Regardless of how familiar you are with credit cards, there are always things you can do to improve your spending habits (and give your credit score a boost along the way). Here are some of our tips for responsible credit card use.
Automatic Monthly Payments
If your budget allows, a great option is to set up automatic monthly payments. You can usually do this online or over the phone, and all it means is that your money will automatically be transferred from your debit account into your credit account when the bill is due.
If your credit card bills tend to be consistent and your biggest worry is simply forgetting to pay your bill in full and on time, this can be a great option for you. However, if your monthly bill varies drastically from statement to statement (or you’re self-employed/are never sure exactly how much money you’ll have in your account at any given time), it’s probably best to pay your bills manually – either in one lump sum when you have the money or in manageable chunks throughout the month.
Set Up Reminders
To make it easier to remember, you can sign up for email or text reminders from your bank. Another good option is to set up calendar alerts in your phone that remind you to pay (this is especially convenient if you have to break your payments up over the course of the month).
E-Banking is a Must
Everyone should use e-banking to make bill payments easier and far more convenient. While paper bills have their positives, the freedom of being able to log in and check your statement at any point during the billing cycle is a big plus. Online banking helps you prioritize your payments (and also lets you make said payments from your computer/smart phone/tablet etc). E-banking also means you can check to see how much credit is available to you at any given time and lets you view old statements with the click of a button. Even if your debit and credit accounts are not housed at the same financial institution, you can use e-banking to pay all of your bills.
Pay Your Bill in Full
This is standard across the board but do your absolute best to pay your balance off in full by the due date every month. It not only shows your bank that you’re financially responsible (so your credit score stays high) but it prevents your from falling into debt. In addition to checking your statement every month, you should read through each and every charge to make sure there are no errors or fraudulent purchases. Banks usually give you 30 days to dispute any charges on your statement, and as long as you do your due diligence, you will not be held accountable.
Don’t Exceed 2/3rds of Your Limit

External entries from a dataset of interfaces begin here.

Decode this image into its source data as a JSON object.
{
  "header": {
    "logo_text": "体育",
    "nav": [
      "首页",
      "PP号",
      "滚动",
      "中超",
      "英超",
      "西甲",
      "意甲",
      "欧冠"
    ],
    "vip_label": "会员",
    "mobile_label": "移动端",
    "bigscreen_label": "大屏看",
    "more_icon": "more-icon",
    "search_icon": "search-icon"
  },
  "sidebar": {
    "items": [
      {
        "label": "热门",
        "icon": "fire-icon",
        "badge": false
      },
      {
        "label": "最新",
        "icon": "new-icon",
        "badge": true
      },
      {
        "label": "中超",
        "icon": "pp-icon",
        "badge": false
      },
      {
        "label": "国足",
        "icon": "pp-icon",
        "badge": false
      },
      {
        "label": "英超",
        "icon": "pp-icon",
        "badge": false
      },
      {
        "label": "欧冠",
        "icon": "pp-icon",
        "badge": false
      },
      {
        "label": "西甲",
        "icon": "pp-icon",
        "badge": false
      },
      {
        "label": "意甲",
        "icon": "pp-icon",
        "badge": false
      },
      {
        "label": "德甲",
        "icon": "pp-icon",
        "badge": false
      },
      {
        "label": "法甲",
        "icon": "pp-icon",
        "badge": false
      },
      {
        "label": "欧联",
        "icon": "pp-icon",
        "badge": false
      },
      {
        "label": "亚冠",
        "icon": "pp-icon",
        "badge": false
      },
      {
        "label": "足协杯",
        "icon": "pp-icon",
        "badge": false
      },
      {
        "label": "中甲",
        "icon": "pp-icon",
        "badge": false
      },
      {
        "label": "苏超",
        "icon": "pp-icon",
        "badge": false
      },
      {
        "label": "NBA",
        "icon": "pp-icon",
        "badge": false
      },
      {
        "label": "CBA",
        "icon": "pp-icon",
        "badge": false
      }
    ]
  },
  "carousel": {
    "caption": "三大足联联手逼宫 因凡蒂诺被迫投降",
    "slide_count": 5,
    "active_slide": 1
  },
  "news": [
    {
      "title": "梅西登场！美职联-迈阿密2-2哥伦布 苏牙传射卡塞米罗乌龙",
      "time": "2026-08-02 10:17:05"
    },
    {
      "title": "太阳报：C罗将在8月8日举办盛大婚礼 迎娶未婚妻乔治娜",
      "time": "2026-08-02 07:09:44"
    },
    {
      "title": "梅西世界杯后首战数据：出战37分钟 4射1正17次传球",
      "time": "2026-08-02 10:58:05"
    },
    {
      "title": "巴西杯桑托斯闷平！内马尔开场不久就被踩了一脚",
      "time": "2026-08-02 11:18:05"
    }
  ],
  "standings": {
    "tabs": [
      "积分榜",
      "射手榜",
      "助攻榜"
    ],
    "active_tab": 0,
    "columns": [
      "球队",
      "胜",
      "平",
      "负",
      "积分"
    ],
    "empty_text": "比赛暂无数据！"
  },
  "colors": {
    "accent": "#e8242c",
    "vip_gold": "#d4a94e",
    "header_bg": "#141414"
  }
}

If you can, do your best to stay within 30% of your credit limit. This definitely isn’t convenient or even possible for everyone (especially if you have a low credit limit), so at the very least do not surpass 70% of your total credit limit. You want to be able to show creditors that while you use credit, you don’t rely on it (and you also want to make sure you have funds available in case of emergency.)
Think Before You Buy

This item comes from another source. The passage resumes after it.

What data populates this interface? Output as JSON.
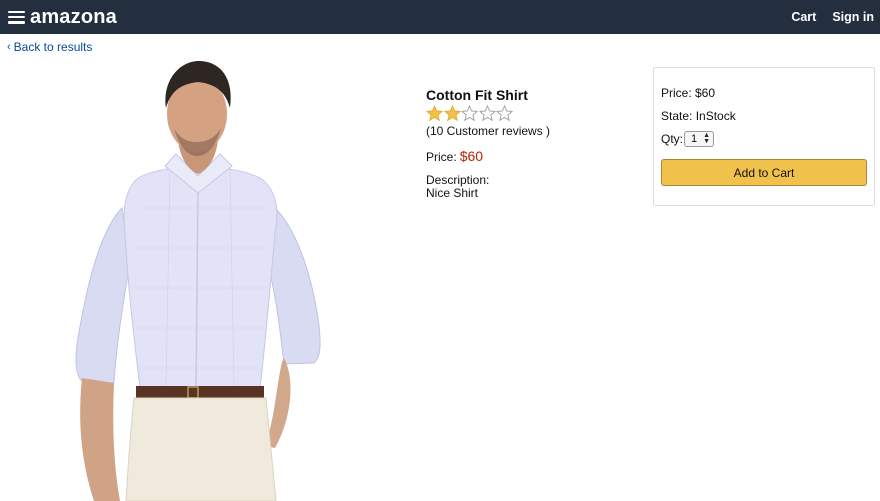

Credit cards enable impulsive purchasing because 1) the money is there and easily accessible and 2) you don’t have to pay it back right away, giving the buyer the illusion that they’re spending responsibly. Giving into impulsive shopping is the surest way to wind up over your head and in debt. Seriously think before making a purchase, and try to save your credit card for the purchases it’s really necessary for. The more you can get into the habit of using debit and cash (money that is yours rather than borrowed) the better.
Don’t Cancel the Cards You Don’t Use
While you might think it’ll make your credit score look better, cancelling and closing the accounts of credit cards you no longer use actually negatively affects your record. That doesn’t mean you have to keep using the cards; just put them away in a drawer somewhere and make at least one purchase a year to keep the account active. You can also use it to pay small consistent monthly charges (for instance, your netflix bill or the yearly fee for an amazon prime account).
Remember that while your credit card has many perks and conveniences, it’s still borrowed money. As long as you act responsibly and don’t spend more than you can actually afford to pay back, you’re on the right track to financial security.